The Jews & The Republicans
Republicans are hoping a strong defense of Israel translates into greater support among Jewish voters this fall, but the biggest political benefits are likely to come long after the 2006 campaign concludes, according to political and demographic experts studying Jewish voting trends.This, of course, is merely a particular instance of a broader trend. From the Wall Street Journal Opinion Journal:
The Jewish group proving most receptive to Republican overtures over the past decade is among the smallest: Orthodox Jews. Right now, they account for roughly 10 percent of the estimated 5.3 million Jews in the United States, hardly enough to tip most elections.
This is likely to change significantly in the years ahead because Orthodox Jews are the fastest-growing segment of the Jewish population, raising the possibility that one of the most reliable Democratic voting blocs will be increasingly in play in future elections, according to surveys of Jewish voting and religious and social habits.
“The likelihood is there will be a very quick jump in the number of orthodox as the baby boomers age and die,” said David A. Harris of the American Jewish Committee, a nonpartisan organization that conducts an annual survey of Jews. “They will be increasingly replaced by Orthodox children who are more” in line with Republicans.
[. . .]
But it might take years for Republicans to benefit in elections.
Researchers commissioned by the American Jewish Committee found that the group most receptive to the GOP message is Orthodox Jews. They are much more likely to base their political decisions on a candidate’s view on Israel than other Jews, researchers have found.
The number of Jewish adults between 18 and 29 who describe themselves as Orthodox is 16 percent, nearly double those ages 30 to 39, the AJC-commissioned study found. The percentages are believed to be even higher among Jews under the age of 18, who account for about 20 percent of the overall Jewish population, according to Nathan Diament, director of public policy at the Union of Orthodox Jewish Congregations of America. These Jews, who regularly attend synagogue and tend to be conservative on social issues, are also having children at a higher rate than other Jews, Harris said.
In many ways, their views are in sync with those of Christians who attend church regularly, which is one of the most reliable indicators of how a person votes in politics today. The more frequently a person attends church or synagogue, the more likely he or she is to vote Republican, polls show.
“Suddenly the Jewish landscape, based on current trends, will look very different,” Harris said. “That has implications for voting patterns [and] party affiliation.”

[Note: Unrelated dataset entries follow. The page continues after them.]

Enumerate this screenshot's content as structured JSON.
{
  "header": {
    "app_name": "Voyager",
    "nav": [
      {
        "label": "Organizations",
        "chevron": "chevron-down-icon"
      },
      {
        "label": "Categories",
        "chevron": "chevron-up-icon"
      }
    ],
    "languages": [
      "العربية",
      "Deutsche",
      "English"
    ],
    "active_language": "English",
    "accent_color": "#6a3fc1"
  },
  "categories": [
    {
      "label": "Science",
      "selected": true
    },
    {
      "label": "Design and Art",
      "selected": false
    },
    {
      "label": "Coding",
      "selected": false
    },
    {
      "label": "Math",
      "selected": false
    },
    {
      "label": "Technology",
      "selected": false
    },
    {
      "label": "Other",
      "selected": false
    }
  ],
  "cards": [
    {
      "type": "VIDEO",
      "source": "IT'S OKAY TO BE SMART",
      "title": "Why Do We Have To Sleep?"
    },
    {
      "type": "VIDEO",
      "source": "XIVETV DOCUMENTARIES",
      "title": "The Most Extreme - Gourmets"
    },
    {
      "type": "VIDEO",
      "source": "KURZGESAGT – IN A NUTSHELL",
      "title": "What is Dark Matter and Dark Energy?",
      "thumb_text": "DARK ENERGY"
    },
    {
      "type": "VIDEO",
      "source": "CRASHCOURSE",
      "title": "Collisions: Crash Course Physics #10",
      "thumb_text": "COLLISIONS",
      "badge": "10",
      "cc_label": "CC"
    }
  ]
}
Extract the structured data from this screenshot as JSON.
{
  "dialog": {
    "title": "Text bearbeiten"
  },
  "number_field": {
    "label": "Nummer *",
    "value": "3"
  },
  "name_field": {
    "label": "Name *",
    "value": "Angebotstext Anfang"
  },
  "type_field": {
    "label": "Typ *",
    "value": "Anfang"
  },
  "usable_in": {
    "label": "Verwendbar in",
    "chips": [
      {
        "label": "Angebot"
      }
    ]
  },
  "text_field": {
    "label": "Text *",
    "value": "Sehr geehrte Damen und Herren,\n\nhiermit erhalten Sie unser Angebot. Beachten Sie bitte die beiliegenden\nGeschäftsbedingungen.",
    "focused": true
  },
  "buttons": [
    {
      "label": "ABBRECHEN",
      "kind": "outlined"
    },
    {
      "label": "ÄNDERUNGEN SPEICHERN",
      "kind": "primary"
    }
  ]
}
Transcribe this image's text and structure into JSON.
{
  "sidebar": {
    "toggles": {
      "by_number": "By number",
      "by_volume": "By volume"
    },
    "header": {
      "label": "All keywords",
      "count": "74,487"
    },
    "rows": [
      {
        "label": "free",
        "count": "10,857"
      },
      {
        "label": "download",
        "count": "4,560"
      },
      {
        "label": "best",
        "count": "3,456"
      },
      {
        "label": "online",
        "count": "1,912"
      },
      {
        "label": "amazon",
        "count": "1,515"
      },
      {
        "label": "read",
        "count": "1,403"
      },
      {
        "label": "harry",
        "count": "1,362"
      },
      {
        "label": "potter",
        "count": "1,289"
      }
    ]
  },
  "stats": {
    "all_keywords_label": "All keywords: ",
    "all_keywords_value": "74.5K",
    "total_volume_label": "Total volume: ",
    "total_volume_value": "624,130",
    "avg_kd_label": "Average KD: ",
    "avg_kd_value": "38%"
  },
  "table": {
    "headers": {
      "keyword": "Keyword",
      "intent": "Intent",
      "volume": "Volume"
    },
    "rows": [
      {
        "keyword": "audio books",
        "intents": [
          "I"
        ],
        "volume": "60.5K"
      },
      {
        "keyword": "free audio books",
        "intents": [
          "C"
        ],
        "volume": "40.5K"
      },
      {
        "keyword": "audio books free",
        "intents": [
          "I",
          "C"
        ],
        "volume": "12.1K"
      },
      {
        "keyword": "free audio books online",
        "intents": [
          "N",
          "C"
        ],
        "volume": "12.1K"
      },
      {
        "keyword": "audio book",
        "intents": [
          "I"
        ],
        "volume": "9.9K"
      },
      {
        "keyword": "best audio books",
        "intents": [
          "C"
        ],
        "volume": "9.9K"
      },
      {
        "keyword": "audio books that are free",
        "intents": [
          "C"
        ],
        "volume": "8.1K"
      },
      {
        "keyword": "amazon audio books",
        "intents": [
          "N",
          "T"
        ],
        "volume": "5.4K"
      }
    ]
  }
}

Simply put, liberals have a big baby problem: They’re not having enough of them, they haven’t for a long time, and their pool of potential new voters is suffering as a result. According to the 2004 General Social Survey, if you picked 100 unrelated politically liberal adults at random, you would find that they had, between them, 147 children. If you picked 100 conservatives, you would find 208 kids. That’s a “fertility gap” of 41%. Given that about 80% of people with an identifiable party preference grow up to vote the same way as their parents, this gap translates into lots more little Republicans than little Democrats to vote in future elections. Over the past 30 years this gap has not been below 20% -- explaining, to a large extent, the current ineffectiveness of liberal youth voter campaigns today.Of course, Republicans can’t really be certain that the future is theirs.
Alarmingly for the Democrats, the gap is widening at a bit more than half a percentage point per year, meaning that today’s problem is nothing compared to what the future will most likely hold. . . .
The fertility gap doesn’t budge when we correct for factors like age, income, education, sex, race--or even religion. Indeed, if a conservative and a liberal are identical in all these ways, the liberal will still be 19 percentage points more likely to be childless than the conservative. Some believe the gap reflects an authentic cultural difference between left and right in America today. As one liberal columnist in a major paper graphically put it, “Maybe the scales are tipping to the neoconservative, homogenous right in our culture simply because they tend not to give much of a damn for the ramifications of wanton breeding and environmental destruction and pious sanctimony, whereas those on the left actually seem to give a whit for the health of the planet and the dire effects of overpopulation.” It would appear liberals have been quite successful controlling overpopulation--in the Democratic Party.
The liberals have control of a major part of the institutions of political socialization: the media, higher education and increasingly elementary and secondary schools.
Which is why the culture wars in elementary and secondary schools can be expected to heat up. If liberals are going to have any shot at future political power, they must indoctrinate other people’s children. They don’t have enough of their own.